February 27, 2019: A panel of transgender service members testify before the House Armed Services Committee in a historic hearing. Their testimony is further proof that this is a discriminatory ban on transgender people who are willing and able to serve their country.
March 7, 2019 The Maryland District Court issues a ruling in Stone v. Trump staying the preliminary injunction blocking the ban in that case, in accordance with the January 22 Supreme Court order.
March 8, 2019: Full opinions are issued from the D.C. Circuit in Doe v. Trump, lifting the original injunction issued in October, 2017, and instructing that the case proceed to further discovery in the District Court.
March 12, 2019: The Department of Defense issues guidance for enacting the transgender military ban beginning in April.
April 12, 2019: The Trump-Pence transgender military ban goes into effect.
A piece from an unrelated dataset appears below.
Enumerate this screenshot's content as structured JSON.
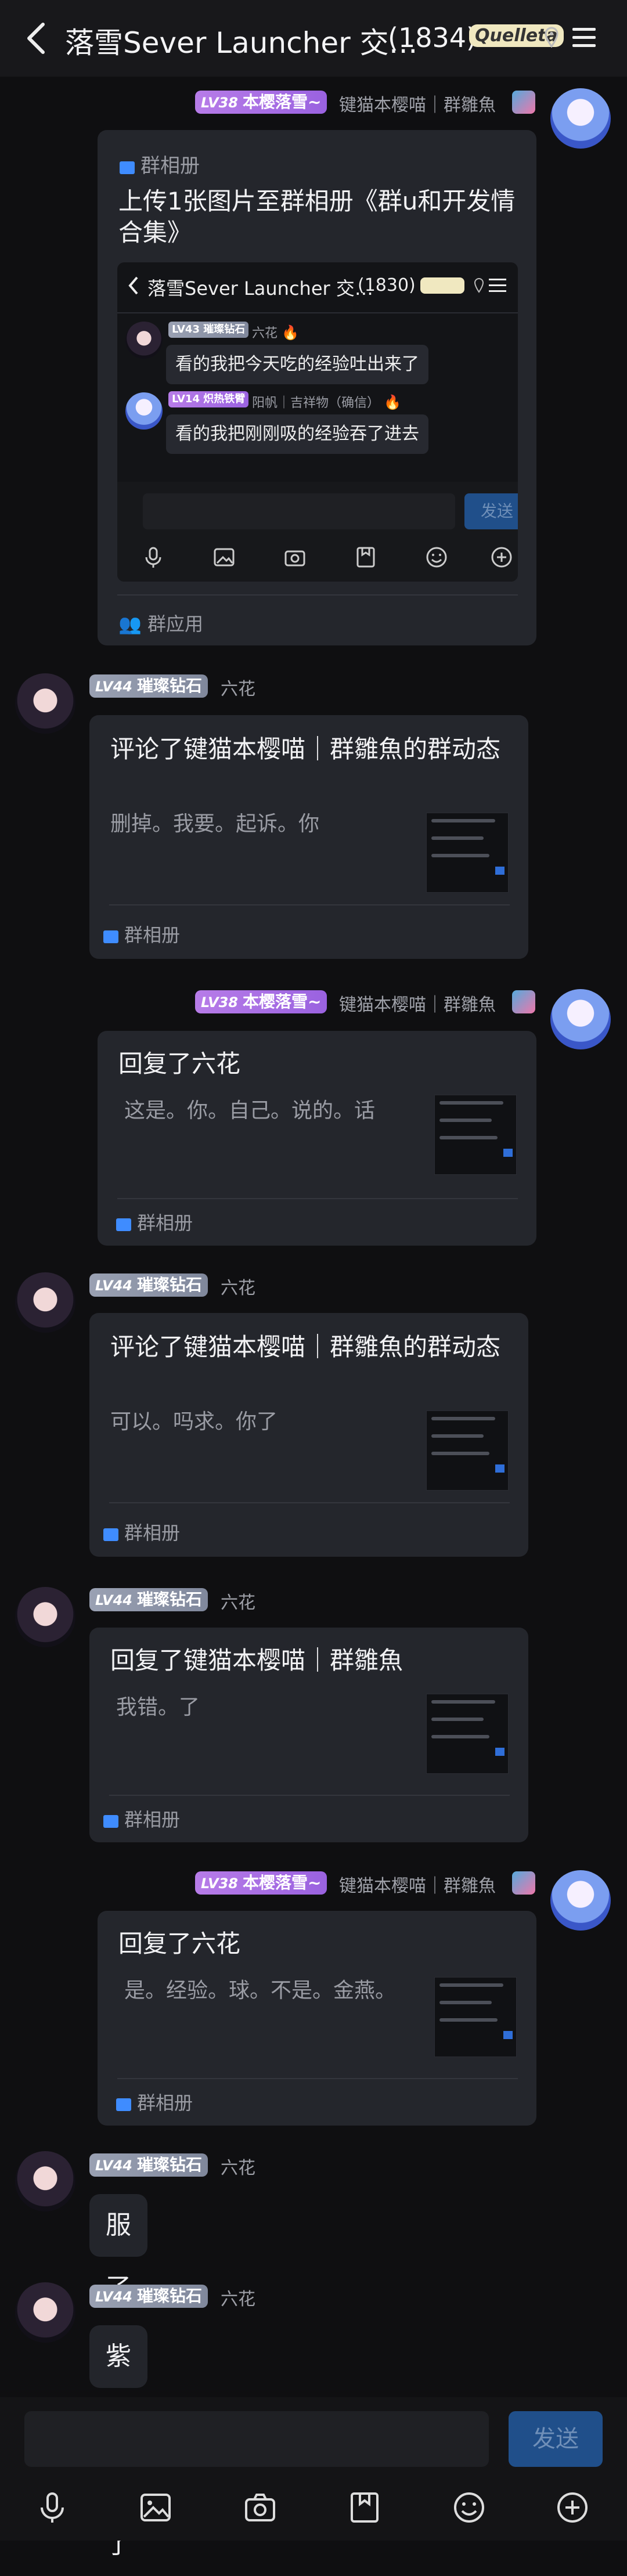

The ban prohibits openly transgender people from enlisting in the military and subjects active duty military service members who come out as transgender to discharge.
May 22, 2019: Rep. Chris Pappas (D-N.H.) introduces the Securing the Rights our Veterans Earned Act (SERVE Act) to ensure transgender service members discharged under the transgender military ban would be eligible for care from the VA. and requires the VA to provide health benefits to these troops if they obtain an “Other Than Honorable” or “Entry-Level Separation” discharge because of their gender identity.
June 14, 2019: The Ninth Circuit issues a decision in Karnoski v. Trump, sending the case back to the Washington District Court for further discovery. The ruling recognizes that the Mattis plan targets transgender people, and that the government faces an uphill battle in justifying it. On August 26, 2019, the Ninth Circuit orders that this ruling also applies to Stockman v. Trump, sending that case back to the District Court for the District of Central California for further discovery.
June 18, 2019: The U.S. House of Representatives passes an amendment to overturn Trump’s transgender ban. A companion bill has been introduced in the U.S. Senate.
June 18, 2019: Massachusetts Governor Charlie Baker (Republican) joins the governors of New Jersey, California, Nevada, New Mexico, Oregon, and Washington to allow transgender service members to continue to serve in their states’ Army National Guard.
August 20, 2019: A judge for the US District Court for the District of Maryland rules against the Trump Administration’s motions to dismiss the fourth lawsuit against the ban (Stone v. Trump). With this ruling, all four of the lawsuits are proceeding to discovery and trial.
September 13, 2019: In a discovery ruling in Doe v. Trump the DC District Court rejects the government’s claims that documents and information relating to the development of the Mattis Policy are privileged and rules that the plaintiffs are entitled to discovery on that process and on the government’s justifications for adopting a ban.